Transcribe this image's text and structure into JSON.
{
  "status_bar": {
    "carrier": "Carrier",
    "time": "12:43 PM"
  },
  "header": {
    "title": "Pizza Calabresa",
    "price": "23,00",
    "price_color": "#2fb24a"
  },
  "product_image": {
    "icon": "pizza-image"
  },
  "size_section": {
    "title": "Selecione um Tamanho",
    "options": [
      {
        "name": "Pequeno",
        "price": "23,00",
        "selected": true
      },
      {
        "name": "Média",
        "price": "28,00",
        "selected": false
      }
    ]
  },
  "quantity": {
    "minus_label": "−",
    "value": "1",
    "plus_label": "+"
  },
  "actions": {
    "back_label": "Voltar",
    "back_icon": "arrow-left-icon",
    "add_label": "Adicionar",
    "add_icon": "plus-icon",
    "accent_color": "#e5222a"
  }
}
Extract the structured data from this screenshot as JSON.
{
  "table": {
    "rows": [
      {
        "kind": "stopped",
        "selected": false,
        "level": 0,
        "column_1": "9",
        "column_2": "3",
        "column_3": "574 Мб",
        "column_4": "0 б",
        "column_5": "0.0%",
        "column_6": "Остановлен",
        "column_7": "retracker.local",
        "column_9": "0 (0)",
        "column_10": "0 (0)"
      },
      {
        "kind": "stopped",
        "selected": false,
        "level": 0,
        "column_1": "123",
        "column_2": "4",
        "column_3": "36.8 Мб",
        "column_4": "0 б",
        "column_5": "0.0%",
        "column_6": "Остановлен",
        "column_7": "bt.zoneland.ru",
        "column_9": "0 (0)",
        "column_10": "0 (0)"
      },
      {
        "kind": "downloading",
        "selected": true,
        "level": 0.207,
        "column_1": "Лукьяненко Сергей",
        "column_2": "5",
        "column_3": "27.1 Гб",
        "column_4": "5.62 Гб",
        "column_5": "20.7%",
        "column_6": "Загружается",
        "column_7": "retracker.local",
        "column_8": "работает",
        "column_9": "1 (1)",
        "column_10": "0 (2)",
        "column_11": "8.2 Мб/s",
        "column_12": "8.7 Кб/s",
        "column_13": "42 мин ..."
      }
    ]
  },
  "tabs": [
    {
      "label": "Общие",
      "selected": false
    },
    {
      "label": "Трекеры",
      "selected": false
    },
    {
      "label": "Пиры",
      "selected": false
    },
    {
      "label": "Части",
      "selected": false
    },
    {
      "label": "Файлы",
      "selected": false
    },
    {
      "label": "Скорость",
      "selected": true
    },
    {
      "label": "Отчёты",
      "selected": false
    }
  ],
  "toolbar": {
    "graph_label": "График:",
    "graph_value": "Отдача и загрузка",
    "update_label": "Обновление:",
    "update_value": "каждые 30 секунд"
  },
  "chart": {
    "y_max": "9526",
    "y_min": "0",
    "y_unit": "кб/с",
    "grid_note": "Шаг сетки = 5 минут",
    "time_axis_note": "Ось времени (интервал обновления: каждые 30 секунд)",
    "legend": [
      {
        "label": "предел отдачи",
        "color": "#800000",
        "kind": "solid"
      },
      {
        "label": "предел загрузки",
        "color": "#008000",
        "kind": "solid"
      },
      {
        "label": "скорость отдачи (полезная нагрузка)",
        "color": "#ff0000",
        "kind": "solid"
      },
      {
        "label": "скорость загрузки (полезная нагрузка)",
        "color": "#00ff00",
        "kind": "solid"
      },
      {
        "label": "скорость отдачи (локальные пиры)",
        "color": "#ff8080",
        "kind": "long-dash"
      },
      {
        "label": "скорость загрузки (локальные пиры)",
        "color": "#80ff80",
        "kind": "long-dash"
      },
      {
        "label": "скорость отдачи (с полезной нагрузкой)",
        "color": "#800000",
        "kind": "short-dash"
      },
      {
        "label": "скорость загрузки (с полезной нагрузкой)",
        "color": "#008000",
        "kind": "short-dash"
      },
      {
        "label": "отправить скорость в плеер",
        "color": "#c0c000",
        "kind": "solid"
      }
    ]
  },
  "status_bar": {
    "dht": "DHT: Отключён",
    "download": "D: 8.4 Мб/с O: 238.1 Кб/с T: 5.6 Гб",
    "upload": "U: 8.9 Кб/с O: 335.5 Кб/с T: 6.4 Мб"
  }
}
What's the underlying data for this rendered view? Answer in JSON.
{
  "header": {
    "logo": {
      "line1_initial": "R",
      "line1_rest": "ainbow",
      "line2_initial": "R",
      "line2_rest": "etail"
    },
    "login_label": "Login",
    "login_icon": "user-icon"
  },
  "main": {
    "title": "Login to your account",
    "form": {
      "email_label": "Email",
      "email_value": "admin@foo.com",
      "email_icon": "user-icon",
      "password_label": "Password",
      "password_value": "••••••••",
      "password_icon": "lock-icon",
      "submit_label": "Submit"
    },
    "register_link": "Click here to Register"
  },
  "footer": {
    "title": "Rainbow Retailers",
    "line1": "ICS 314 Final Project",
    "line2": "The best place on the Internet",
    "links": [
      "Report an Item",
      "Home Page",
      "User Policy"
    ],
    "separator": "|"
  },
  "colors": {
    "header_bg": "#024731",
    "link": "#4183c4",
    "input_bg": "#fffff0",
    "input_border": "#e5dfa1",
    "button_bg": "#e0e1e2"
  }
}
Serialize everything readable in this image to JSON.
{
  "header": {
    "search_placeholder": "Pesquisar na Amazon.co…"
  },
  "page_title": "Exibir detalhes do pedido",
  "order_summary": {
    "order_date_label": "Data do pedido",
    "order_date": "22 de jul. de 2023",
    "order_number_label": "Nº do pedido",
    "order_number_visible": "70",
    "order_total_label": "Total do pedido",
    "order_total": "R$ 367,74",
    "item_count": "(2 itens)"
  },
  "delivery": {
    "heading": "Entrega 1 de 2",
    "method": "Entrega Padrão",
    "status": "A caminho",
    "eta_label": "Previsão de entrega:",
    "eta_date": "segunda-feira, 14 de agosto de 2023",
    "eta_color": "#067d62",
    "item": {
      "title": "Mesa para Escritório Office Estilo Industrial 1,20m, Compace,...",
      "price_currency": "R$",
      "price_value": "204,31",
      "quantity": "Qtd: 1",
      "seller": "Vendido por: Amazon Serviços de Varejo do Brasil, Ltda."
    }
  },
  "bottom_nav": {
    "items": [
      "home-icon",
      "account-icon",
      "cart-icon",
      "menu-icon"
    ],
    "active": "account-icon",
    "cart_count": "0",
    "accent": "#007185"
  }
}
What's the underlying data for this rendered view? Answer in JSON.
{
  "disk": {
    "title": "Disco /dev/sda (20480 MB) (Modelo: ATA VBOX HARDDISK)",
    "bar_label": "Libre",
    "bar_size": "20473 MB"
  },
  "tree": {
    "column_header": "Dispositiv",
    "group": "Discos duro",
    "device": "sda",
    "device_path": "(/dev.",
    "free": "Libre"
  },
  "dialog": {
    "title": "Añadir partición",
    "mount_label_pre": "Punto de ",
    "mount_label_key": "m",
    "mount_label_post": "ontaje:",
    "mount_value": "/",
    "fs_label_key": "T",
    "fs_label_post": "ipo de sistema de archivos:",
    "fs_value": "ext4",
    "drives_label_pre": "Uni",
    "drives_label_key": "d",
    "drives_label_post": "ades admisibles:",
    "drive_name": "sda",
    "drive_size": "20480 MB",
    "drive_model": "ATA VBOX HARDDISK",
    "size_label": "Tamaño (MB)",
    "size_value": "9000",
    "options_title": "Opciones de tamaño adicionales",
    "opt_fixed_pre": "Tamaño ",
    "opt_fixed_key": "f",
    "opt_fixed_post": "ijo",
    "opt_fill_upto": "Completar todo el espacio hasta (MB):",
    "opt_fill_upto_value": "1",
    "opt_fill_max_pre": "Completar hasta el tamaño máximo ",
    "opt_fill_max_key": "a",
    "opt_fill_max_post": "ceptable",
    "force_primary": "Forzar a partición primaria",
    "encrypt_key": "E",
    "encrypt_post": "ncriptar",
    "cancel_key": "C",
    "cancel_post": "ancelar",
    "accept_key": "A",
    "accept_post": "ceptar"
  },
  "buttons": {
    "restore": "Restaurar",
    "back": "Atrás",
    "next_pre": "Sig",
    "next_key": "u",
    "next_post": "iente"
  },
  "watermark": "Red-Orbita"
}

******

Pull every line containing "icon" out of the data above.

    "icon": "pizza-image"
    "back_icon": "arrow-left-icon",
    "add_icon": "plus-icon",
    "login_icon": "user-icon"
      "email_icon": "user-icon",
      "password_icon": "lock-icon",
      "home-icon",
      "account-icon",
      "cart-icon",
      "menu-icon"
    "active": "account-icon",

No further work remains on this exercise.